Health secretary Andy Burnham has announced plans to publish data on staff satisfaction across the NHS.

In his first major public speech since his appointment in June, Burnham said there needed to be “a better focus on staff satisfaction” and that this could be achieved by “measuring staff satisfaction more systematically.”

Speaking at the King’s Fund he said: “By publishing comparative measures of staff satisfaction it will provide a helpful barometer and possible early warnings signs to where things are going wrong.

“It will encourage a more empowered and inclusive way of working where staff are truly engaged in the service.”

Burnham hinted that the information would be put on the NHS Choices website where information about patient satisfaction is already published. “We need to put staff satisfaction alongside patient satisfaction and look at the two together,” he said.

John Appleby, chief economist at the Kings Fund, responded: “The main thing that I would like to see back in the surveys is the question about how willing staff would be to be treated in their own hospital.”

The health secretary also confirmed plans reported in this morning’s newspapers to allow patients to choose their own GP practice, regardless of where they live.

He said: “Within the next 12 months, I want to abolish [practice boundaries] to allow people to register with the surgery of their choice. People need to select a GP based on their own needs not by lines on a map.”

Burnham also indicated that there may further changes to the way that provider organisations are paid.

He praised the Payments by Results initiative, but suggested clinicians should receive financial rewards or penalties based on feedback from people in their care.

He said: “Payments need to be linked to satisfaction and not just results. This will be a big cultural change for the NHS.”

His comments were immediately attacked by Unison, whose secretary Dave Prentis said Payment by Results should be abolished, along with the wider internal market in healthcare.

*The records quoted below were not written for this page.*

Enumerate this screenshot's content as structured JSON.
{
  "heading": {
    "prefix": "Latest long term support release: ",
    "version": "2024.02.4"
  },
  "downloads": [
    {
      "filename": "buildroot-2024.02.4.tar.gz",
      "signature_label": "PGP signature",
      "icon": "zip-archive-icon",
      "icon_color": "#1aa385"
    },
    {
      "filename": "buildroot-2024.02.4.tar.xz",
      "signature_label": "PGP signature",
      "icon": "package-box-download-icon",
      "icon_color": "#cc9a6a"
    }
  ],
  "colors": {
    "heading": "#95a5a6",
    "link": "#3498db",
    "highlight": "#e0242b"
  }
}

“It has led to a massive increase in bureaucracy and administration costs and would be an excellent target for making some of the efficiency savings that the government wants,” Prentis argued from the Trades Union Congress in Liverpool.

 “It makes no sense to set hospital against hospital and for the focus to shift away from patient care and onto invoicing, coding and bill chasing. The sick should be treated as patients not cash units.”

Although Burnham did not discuss the budget or jobs cuts, he said that NHS reform could lead to “the most exciting decade for the NHS."